Editor’s Note: This is a guest post, written by Brandon Frazier. He was volunteering at the Ted Cruz rally on Thursday and was inside the main hall of the Weinberg during the James Debacle. Editor Comments from Eric Beasley
We’ve all read and heard the story of James, the transgender teen who was removed from a Ted Cruz rally Thursday. Newspapers and blogs have carried his side of the story. Interestingly enough, only Eric Beasley, local activist and blogger, sought out the Cruz campaign for comment. Beasley obtained a statement from a Maryland for Cruz official indicating their people were not responsible for or involved in removing James from the event. A photo of the incident shows a suited man and a police officer, not campaign staff or volunteers. James claims he was removed because he is transgender, and the public seems to have embraced his story. But we have some unanswered questions and thoughts we’d like to share.
First, James and his mother Nicola sat in the back of the hall, directly in front of the press. We’ve talked with numerous volunteers, and they were instructed to usher people forward, to fill the front seats first. Why did James and Nicola sit in back, in front of the press, rather than in an open seat toward the front of the hall?
In his blog, photojournalist Johnny Martyr first notices James as men in suits are escorting James out of the hall and snaps a photo. In the photo James is clearly yelling. According to Johnny, James is yelling toward the press that he is being kicked out because he is transgender. Johnny adds that, until that point, James had not been “loud or aggressive…,” but how would Johnny know what James had been up to before first noticing him?
Editor’s Note: We are not going to steal Mr. Martyr’s pictures, so please visit his blog and see them for yourself. They add an interesting perspective to the story.
According to a Frederick New Post interview , James was told he was removed because he had been seen with a protest group outside. Why would James turn and yell to the press that he was being removed because he was transgender? And how did James know exactly where the press would be? And, given the number of photographers on the scene, why was Johnny Martyr the only one to capture this on film?
We spoke to numerous people who were on the scene, and none of them knew James was transgender. Also, no one seemed to realize he was wearing a flag of significance for transgender people. Most people thought it was a shower curtain.
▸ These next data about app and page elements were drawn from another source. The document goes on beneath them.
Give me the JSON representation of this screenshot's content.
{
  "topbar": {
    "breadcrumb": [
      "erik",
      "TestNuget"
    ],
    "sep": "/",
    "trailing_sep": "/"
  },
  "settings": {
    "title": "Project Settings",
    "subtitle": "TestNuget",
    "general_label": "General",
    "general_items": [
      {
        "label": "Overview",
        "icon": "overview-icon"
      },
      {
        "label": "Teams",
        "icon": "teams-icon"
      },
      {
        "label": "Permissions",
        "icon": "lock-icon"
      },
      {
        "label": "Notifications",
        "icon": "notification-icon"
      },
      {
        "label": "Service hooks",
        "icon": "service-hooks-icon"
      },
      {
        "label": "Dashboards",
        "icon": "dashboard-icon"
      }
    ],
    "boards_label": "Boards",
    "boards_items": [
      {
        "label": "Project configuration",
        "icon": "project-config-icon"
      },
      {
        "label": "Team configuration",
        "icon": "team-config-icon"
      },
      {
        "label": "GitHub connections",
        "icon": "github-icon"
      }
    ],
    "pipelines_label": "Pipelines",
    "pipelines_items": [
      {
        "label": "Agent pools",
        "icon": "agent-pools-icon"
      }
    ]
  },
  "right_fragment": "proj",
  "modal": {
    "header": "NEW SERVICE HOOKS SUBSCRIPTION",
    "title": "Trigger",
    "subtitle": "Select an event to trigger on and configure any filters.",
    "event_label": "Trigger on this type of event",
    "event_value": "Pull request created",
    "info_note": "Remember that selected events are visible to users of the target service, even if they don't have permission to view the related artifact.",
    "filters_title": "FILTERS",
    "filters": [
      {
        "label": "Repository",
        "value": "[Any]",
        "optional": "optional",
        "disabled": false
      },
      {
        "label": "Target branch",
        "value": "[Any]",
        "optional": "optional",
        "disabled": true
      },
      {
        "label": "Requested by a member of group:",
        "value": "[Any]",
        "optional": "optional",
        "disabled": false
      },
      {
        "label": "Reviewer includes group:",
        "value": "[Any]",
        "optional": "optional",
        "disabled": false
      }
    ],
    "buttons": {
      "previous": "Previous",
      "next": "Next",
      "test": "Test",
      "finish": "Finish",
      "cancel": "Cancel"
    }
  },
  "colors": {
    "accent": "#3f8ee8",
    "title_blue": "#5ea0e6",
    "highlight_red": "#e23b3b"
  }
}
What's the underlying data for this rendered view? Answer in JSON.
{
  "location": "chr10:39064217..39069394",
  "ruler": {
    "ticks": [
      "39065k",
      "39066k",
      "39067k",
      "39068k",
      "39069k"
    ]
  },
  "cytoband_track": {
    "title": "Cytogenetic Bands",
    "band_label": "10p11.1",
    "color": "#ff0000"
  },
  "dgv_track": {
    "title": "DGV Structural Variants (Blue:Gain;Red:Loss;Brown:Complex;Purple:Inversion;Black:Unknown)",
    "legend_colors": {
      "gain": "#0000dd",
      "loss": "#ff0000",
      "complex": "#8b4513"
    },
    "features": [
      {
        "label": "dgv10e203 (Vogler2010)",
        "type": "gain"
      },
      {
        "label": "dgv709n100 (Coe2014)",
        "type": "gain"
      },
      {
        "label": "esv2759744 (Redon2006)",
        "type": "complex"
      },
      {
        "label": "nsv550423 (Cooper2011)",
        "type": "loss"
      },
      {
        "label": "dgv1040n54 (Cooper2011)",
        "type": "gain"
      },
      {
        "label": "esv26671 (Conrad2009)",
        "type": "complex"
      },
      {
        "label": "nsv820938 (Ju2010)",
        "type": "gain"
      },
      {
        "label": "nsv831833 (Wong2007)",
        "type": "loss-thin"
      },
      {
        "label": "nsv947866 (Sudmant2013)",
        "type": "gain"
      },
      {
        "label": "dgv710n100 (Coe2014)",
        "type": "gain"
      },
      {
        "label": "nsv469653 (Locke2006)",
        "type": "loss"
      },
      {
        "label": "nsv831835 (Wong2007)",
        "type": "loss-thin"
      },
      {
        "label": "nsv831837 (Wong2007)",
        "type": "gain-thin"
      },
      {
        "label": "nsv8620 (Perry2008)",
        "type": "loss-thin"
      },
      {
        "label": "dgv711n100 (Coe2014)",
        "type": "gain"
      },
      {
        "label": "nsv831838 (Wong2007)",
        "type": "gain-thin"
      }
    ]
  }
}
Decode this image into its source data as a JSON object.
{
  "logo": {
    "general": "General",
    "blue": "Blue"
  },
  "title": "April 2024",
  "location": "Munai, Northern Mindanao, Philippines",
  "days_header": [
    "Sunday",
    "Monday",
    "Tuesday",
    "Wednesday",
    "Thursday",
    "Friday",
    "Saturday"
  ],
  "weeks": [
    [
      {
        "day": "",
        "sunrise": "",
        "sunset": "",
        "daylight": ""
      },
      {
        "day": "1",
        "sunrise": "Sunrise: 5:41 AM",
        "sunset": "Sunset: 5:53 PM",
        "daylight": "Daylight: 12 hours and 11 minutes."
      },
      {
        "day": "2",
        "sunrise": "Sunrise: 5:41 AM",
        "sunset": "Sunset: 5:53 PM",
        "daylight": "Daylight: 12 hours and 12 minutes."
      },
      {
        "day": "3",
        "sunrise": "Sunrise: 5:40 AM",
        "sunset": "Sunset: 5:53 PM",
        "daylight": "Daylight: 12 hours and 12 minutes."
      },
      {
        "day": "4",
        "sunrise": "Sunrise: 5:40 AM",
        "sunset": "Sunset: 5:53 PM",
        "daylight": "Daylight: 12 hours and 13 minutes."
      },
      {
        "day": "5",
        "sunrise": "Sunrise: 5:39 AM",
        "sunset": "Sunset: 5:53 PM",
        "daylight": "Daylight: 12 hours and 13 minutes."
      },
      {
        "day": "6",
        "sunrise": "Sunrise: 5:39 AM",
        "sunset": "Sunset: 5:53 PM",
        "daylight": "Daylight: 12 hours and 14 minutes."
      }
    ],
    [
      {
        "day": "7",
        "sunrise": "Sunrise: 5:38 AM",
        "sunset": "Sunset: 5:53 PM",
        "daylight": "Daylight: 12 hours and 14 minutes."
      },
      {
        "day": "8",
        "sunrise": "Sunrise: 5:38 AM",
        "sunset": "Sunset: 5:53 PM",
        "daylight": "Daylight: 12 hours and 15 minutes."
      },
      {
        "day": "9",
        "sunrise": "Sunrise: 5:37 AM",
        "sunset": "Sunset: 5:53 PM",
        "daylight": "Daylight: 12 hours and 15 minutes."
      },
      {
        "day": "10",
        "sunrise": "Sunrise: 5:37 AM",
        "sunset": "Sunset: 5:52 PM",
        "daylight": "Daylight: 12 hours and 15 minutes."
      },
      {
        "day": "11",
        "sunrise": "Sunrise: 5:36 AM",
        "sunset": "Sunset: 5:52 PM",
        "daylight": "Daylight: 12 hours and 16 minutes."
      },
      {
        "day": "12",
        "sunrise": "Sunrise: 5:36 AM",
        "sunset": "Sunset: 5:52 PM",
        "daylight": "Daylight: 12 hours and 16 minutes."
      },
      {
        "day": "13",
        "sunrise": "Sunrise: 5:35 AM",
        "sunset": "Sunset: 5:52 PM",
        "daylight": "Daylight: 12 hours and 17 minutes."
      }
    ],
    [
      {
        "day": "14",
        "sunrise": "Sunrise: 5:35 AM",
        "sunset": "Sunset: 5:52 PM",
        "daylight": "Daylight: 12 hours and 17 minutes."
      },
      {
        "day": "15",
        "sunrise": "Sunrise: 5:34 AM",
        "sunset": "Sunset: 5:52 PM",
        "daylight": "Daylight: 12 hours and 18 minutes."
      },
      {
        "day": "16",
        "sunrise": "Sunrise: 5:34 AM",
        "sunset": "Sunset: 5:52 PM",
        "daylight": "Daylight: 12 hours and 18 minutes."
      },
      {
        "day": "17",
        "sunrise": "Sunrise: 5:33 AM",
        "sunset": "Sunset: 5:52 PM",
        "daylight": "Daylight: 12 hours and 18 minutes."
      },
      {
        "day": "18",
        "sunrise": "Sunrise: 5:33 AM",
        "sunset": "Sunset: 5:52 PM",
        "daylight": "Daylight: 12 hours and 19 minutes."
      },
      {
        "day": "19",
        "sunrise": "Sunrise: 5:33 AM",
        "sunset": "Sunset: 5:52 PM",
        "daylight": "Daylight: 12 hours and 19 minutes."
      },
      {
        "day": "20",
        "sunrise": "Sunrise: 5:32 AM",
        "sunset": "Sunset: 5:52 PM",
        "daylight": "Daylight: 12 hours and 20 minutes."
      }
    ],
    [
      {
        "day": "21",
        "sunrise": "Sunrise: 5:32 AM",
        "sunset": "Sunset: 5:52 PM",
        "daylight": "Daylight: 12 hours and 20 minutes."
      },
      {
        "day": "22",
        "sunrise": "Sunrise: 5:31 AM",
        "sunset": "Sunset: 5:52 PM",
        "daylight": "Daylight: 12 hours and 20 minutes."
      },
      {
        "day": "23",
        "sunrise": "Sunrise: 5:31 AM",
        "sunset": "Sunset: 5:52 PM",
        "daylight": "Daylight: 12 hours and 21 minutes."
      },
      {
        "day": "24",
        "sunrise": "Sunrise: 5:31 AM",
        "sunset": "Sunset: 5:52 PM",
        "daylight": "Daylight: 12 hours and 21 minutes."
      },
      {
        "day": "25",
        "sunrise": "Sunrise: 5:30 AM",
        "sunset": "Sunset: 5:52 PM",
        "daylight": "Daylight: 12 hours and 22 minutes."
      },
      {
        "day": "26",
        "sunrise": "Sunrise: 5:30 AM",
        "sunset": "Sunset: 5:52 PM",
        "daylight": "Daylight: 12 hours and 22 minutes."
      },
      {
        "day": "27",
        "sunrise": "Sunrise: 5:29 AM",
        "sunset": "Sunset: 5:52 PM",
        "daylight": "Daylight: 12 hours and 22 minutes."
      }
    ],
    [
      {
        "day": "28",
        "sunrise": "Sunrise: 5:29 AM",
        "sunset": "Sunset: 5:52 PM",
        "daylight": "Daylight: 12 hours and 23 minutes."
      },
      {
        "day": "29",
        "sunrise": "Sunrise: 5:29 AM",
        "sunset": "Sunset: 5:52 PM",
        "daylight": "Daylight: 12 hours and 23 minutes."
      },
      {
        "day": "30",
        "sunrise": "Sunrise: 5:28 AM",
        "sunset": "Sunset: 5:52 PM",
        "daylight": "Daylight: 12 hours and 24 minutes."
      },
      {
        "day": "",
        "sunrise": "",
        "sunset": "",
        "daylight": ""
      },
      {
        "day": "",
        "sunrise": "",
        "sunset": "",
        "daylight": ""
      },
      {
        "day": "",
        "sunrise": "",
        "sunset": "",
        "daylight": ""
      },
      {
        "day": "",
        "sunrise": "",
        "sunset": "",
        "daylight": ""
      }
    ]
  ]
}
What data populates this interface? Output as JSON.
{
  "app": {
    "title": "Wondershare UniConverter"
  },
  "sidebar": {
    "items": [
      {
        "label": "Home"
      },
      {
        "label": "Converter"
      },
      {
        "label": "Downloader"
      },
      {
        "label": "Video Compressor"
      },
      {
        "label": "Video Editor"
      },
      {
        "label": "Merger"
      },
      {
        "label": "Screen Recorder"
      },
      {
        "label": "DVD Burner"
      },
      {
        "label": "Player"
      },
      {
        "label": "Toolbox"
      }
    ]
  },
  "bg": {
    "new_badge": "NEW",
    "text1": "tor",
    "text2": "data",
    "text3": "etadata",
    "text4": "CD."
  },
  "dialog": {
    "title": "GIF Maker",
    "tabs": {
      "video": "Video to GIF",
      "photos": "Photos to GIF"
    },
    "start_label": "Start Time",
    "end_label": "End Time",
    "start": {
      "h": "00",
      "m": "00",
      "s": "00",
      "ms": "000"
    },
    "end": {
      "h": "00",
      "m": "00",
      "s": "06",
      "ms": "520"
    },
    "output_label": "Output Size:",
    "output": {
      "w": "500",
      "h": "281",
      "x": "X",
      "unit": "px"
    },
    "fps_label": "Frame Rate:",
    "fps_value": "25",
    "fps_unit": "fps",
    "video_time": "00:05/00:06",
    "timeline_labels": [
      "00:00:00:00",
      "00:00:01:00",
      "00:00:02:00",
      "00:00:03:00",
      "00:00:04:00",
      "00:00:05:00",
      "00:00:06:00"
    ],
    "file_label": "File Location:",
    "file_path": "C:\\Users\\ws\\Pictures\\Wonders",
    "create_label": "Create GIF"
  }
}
That may explain why he was recognized inside the hall and some people laughed at him outside.
Further, the security detail thought James was a female and called him ma’am. They didn’t know he was transgender. No one seemed to know James was transgender, until he announced it. How could he be removed for being transgender when no one knew that to be the case?
James and Nicola have admitted they held signs outside the event. James reported on his Facebook page that he attended to “gain a better understanding of [Cruz’s] platform.” However, in the News post interview, James was apparently there to “show Cruz supporters that rhetoric about gay and transgender rights hurts real people like him.” That would explain why James and Nicola were carrying signs.
So, which is it? Did James come to learn about Cruz’s platform, or did he come to make a statement about supporters’ rhetoric on transgender issues? Was it pure chance that one self-styled liberal photojournalist decided to attend a Ted Cruz rally, same day and city, and spotted James and Nicola at just the right time? If not the campaign staff or volunteers who removed James from the hall, who is the suited man in Johnny Martyr’s timely snapshot?
Editor’s Note: We have been hearing rumors about a photographer that had set up a time-lapse picture in the Weinberg, to capture the crowd filtering in. I believe it is likely that if such a picture was going on, that the James incident was photographed.
I believe in treating people as their character dictates, not by how they appear, color, gender or otherwise. I believe in the general good of people. I believe in the good in James. But in this case, I believe we may have rushed too quickly to make James a hero, rather than asking some important questions and, more importantly, missing an opportunity to come together in discussion before choosing a side.
There is just enough missing from this story to make it believable, but also just enough to get a skeptic’s wheels turning.